:: What you need to do ::
Return only the number of lines in the material below holding the string "this".

:: Extracted material ::

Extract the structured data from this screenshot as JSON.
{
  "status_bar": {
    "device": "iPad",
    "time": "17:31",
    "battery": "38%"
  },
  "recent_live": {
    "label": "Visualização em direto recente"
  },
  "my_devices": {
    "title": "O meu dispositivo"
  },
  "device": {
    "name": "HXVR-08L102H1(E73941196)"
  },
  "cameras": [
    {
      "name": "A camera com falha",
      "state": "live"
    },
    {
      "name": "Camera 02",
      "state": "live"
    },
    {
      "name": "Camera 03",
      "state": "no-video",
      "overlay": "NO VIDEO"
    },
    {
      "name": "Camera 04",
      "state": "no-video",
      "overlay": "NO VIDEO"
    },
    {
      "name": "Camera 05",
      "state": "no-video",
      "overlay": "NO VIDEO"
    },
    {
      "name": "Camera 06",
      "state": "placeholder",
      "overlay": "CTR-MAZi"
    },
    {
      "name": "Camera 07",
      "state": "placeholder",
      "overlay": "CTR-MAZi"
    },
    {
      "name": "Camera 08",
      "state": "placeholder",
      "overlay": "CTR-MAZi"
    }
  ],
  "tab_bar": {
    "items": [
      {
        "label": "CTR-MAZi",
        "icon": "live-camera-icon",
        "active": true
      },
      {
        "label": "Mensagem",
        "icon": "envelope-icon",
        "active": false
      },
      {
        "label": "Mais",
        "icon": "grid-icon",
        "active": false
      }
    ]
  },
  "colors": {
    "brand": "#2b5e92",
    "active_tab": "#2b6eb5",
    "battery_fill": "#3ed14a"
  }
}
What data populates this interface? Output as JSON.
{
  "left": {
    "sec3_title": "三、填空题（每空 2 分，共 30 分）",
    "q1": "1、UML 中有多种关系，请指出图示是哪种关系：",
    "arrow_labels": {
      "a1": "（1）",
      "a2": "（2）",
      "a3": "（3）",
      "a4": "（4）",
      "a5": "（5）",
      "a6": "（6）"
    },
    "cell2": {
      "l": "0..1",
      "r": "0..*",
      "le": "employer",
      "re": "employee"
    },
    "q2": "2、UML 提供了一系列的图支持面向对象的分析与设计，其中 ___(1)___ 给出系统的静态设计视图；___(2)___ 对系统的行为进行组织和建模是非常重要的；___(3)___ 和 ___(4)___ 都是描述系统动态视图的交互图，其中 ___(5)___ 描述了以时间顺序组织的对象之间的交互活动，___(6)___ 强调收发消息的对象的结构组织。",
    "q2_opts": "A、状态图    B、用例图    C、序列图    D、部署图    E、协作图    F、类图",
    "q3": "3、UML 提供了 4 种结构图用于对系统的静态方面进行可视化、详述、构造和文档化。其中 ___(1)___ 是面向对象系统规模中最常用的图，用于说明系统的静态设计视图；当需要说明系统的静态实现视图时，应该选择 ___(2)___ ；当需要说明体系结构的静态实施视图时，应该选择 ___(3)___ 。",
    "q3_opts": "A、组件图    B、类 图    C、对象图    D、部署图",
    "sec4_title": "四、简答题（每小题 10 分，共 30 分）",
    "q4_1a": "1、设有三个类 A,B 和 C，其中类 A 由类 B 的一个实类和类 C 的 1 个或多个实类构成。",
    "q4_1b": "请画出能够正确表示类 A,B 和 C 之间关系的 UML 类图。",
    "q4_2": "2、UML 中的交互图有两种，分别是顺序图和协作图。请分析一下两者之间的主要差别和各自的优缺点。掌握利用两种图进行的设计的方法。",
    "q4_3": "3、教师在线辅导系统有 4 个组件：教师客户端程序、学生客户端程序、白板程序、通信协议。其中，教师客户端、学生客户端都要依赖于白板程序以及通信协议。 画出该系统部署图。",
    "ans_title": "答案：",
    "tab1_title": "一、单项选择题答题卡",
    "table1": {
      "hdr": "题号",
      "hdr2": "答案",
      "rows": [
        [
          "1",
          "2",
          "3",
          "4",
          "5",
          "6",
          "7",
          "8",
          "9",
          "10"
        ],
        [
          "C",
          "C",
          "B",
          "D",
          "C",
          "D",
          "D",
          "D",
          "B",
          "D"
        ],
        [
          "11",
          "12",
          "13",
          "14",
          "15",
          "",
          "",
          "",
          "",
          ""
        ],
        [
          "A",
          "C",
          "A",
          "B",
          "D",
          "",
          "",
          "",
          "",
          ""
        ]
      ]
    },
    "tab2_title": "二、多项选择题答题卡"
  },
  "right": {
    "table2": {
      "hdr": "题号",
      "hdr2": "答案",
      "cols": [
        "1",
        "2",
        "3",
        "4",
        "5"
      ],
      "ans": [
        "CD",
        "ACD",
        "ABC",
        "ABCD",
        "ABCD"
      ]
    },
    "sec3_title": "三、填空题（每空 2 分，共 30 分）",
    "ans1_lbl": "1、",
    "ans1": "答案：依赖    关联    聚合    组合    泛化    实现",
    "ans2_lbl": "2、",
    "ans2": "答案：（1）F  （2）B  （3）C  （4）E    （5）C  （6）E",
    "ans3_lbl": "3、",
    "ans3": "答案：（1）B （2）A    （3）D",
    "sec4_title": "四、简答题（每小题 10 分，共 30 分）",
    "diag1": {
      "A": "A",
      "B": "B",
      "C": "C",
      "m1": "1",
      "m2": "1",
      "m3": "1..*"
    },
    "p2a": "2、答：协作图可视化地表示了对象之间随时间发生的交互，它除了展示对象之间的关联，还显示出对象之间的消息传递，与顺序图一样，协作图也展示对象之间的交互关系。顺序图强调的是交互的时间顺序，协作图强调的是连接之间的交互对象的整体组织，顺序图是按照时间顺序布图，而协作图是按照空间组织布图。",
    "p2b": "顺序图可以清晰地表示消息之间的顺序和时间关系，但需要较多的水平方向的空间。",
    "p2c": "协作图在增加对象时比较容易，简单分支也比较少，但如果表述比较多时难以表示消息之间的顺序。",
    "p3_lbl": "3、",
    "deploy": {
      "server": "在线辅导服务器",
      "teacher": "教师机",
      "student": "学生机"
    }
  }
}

:: Result of the task ::
2